**TASK BRIEF**
For the entries presented below, indicate the number of lines that include the word "notes", adding nothing else.

Data excerpts:
#####

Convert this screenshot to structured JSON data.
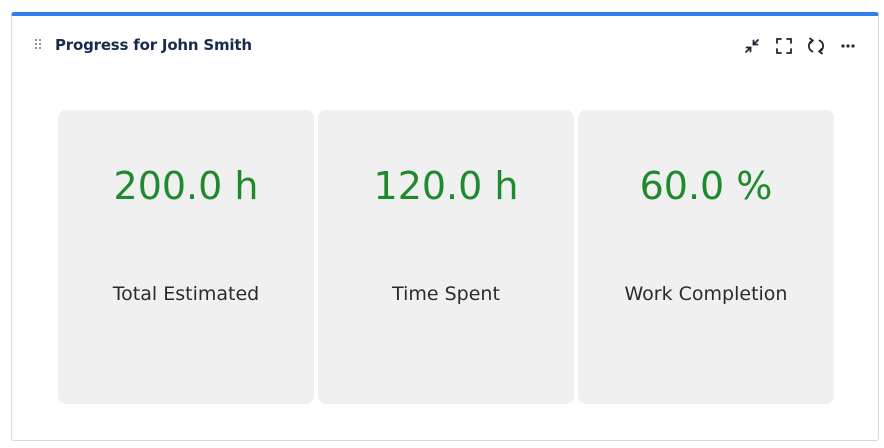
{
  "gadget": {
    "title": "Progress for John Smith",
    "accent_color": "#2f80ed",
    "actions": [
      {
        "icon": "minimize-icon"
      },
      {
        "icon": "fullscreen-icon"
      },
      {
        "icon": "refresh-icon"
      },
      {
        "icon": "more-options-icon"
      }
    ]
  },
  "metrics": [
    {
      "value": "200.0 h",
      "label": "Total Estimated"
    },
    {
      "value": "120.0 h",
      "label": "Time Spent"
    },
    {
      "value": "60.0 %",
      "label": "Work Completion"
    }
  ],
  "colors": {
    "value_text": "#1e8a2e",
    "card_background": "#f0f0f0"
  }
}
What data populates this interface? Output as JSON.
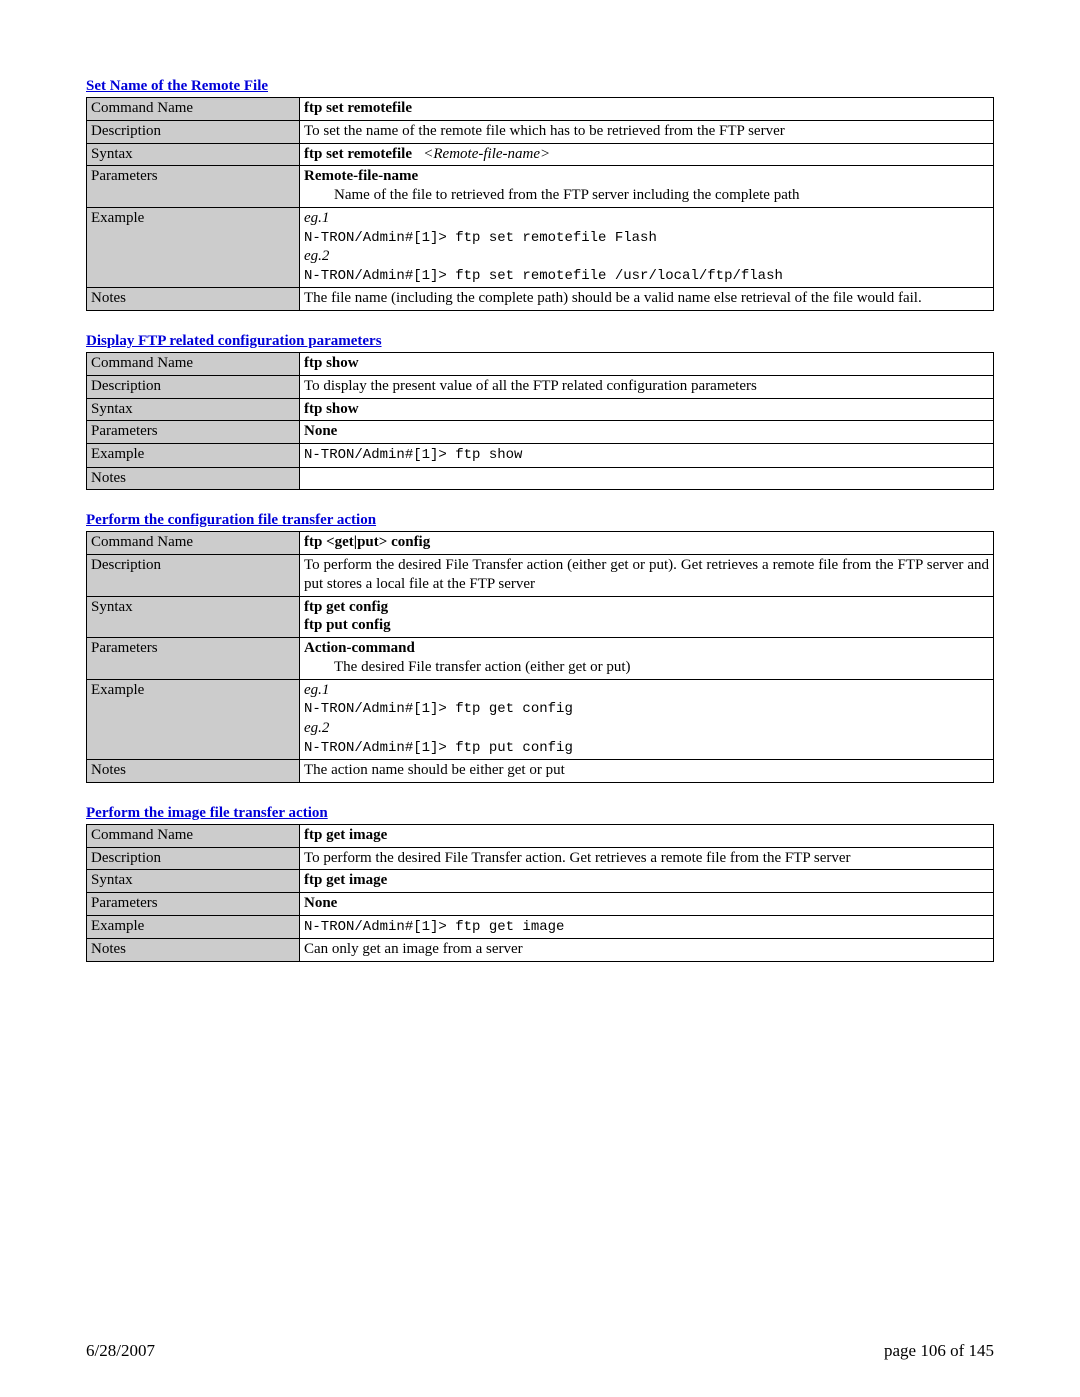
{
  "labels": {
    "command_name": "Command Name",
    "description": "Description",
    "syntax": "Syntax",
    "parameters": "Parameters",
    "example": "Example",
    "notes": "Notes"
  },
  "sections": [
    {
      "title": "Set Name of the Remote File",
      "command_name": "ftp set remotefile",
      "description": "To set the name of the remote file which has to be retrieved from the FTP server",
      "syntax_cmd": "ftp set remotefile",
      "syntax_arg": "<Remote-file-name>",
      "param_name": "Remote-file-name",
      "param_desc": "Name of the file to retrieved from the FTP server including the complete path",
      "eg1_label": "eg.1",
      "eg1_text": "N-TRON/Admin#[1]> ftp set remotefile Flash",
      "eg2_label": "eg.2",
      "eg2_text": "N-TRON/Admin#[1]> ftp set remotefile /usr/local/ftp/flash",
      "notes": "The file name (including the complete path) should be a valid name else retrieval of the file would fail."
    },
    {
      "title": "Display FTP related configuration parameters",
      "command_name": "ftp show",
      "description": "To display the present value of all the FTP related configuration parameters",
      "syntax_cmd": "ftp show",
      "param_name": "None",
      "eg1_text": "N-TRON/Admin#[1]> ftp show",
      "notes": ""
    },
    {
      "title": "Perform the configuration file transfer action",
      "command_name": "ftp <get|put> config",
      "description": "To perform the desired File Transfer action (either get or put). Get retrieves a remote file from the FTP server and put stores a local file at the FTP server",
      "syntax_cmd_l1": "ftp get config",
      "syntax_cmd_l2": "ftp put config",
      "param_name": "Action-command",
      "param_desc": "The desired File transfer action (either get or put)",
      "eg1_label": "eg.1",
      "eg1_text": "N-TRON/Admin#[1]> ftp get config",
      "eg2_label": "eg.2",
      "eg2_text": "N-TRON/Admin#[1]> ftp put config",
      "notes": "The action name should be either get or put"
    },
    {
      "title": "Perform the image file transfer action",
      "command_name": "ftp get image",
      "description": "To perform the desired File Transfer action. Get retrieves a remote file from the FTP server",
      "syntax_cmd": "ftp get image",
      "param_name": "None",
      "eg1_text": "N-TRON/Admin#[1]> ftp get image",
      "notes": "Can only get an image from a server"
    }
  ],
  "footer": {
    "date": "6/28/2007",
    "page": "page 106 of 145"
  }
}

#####

**RESPONSE AREA**
5